Quantum Engineering Grenoble Seminar || Quantum Computing || Joseph Renes: "Quantum message-passing algorithm for optimal and efficient decoding"

on the October 26, 2021

At 2pm
Quantum Engineering Grenoble Seminar Team is pleased to announce that Joseph Renes (ETH Zürich) will give a QuEnG Quantum Computing seminar on Tuesday 26 October at 2pm at LIG (room 482, IMAG building), as well as on Zoom as a hybrid event (link below) for those unable to attend in person. It is once again possible to have an in-person seminar, and I strongly encourage those able to attend in person to do so (note: pass sanitaire required). Nonetheless, we have decided to trial a hybrid format so that those unable to attend in person can still participate. We plan to use Zoom for this (link below). We will review the format (and location of the seminar) for future seminars.
Title: Quantum message-passing algorithm for optimal and efficient decoding
Abstract (from https://arxiv.org/abs/2109.08170): Recently, we proposed a quantum algorithm called belief propagation with quantum messages (BPQM) for decoding classical data encoded using a binary linear code with tree Tanner graph that is transmitted over a pure-state CQ channel. This algorithm presents a genuine quantum counterpart to decoding based on classical belief propagation, which has found wide success in classical coding theory when used in conjunction with LDPC or Turbo codes. More recently Rengaswamy et al. numerically observed that, for a small example code, BPQM implements the optimal decoder for determining the entire input codeword. Here we significantly expand the understanding, formalism, and applicability of the BPQM algorithm with the following contributions. First, we prove analytically that BPQM realizes optimal decoding for any binary linear code with tree Tanner graph. We also provide the first formal description of the BPQM algorithm in full detail and without any ambiguity. In so doing, we identify a key flaw overlooked in the original algorithm and subsequent works which implies quantum circuit realizations will be exponentially large in the code size. Although BPQM passes quantum messages, other information required by the algorithm is processed globally. We remedy this problem by formulating a truly message-passing algorithm which approximates BPQM and has circuit complexity O(poly n, polylog 1/epsilon), where n is the code length and epsilon is the approximation error. Finally, we also propose a novel method for extending BPQM to factor graphs containing cycles by making use of approximate cloning. We show some promising numerical results that indicate that BPQM on factor graphs with cycles can significantly outperform the best possible classical decoder.
Access (in person)
The seminar will take place in room at LIG, in room 482 of the IMAG building on the campus. Someone will wait in the entrance to provide participants with access to the 4th floor. 
Zoom link + details:
Meeting ID: 985 1551 2137
Passcode: 436965
Published on November 3, 2021

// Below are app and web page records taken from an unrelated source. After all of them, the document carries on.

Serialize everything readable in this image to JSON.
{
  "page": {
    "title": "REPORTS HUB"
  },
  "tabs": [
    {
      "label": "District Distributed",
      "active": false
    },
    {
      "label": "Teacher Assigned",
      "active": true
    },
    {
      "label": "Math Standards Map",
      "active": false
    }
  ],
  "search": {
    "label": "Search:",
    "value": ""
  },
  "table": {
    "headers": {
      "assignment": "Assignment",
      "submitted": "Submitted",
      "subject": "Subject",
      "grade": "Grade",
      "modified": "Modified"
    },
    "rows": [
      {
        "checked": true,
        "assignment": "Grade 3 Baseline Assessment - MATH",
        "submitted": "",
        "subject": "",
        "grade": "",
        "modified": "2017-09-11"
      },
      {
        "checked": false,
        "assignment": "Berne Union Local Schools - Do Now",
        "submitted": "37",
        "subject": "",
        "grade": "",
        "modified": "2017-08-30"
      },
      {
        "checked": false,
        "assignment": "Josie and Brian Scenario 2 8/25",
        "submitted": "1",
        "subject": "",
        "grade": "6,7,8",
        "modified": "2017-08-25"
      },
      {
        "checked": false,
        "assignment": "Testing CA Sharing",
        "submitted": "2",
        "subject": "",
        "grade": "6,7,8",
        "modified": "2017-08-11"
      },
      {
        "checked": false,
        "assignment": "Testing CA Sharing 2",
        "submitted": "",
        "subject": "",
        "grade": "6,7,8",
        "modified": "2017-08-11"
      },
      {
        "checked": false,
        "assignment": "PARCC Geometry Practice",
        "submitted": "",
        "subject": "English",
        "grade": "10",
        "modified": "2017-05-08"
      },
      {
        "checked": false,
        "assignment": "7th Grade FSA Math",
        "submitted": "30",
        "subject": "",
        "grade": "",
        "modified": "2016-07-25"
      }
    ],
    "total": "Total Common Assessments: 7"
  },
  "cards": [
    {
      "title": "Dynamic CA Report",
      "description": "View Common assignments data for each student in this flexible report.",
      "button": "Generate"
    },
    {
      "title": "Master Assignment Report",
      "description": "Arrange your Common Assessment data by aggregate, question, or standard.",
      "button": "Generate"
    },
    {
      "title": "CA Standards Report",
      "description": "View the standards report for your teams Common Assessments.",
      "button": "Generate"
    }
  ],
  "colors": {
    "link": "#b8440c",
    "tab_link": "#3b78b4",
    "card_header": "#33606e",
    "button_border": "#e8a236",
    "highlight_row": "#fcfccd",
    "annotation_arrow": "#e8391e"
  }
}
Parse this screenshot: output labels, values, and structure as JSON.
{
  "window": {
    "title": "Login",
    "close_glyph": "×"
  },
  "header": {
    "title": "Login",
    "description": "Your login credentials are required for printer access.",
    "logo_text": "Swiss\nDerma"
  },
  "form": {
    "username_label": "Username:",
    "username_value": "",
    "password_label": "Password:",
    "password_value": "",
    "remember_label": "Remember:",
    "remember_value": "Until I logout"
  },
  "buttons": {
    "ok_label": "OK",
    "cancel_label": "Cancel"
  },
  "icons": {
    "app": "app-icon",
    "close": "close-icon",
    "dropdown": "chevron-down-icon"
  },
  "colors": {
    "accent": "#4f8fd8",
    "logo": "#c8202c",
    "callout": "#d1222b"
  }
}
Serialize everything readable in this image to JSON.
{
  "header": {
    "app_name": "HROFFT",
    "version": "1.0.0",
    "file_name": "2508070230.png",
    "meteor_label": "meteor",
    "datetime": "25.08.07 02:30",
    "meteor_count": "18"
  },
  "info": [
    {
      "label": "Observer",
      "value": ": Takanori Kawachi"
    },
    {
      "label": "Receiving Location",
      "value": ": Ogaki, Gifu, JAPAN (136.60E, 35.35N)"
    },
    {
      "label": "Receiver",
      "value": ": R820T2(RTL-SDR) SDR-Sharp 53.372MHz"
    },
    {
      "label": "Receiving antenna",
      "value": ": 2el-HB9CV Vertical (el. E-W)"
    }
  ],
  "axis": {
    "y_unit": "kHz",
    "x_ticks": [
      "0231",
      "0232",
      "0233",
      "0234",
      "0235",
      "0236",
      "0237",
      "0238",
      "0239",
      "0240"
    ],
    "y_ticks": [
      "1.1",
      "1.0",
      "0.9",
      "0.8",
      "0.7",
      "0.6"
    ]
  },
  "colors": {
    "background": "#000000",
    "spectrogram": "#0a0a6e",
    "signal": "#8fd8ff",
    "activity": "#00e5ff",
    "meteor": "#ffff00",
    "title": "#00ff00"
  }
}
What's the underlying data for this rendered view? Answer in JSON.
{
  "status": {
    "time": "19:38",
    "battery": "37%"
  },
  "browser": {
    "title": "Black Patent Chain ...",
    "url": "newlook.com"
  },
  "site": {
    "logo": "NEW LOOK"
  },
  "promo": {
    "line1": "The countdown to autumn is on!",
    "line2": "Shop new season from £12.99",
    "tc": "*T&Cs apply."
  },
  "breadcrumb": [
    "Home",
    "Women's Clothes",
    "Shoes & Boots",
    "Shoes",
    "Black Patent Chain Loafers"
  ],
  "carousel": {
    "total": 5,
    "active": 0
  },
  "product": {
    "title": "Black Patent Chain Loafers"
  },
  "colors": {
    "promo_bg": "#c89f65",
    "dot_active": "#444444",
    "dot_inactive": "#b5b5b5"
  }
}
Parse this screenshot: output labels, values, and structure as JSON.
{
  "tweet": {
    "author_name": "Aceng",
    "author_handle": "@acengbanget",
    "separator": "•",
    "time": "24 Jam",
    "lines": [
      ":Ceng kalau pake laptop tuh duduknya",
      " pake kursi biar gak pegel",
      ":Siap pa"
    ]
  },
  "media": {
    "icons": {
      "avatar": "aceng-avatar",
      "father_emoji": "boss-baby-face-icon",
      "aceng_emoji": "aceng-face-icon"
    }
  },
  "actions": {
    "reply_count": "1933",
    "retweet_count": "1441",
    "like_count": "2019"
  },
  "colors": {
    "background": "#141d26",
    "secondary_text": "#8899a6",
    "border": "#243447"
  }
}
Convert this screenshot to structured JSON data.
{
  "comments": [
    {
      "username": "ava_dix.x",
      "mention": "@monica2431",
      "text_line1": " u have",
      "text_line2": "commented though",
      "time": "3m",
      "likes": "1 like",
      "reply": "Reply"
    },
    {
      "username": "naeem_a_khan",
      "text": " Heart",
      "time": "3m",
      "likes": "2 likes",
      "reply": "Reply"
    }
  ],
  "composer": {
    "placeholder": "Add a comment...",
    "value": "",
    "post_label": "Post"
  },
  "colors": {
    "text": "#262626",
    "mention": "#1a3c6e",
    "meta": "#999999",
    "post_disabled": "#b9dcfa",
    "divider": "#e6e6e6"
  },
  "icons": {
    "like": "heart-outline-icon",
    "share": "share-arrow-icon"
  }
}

Practical informations


on Zoom as a hybrid event (read on for details)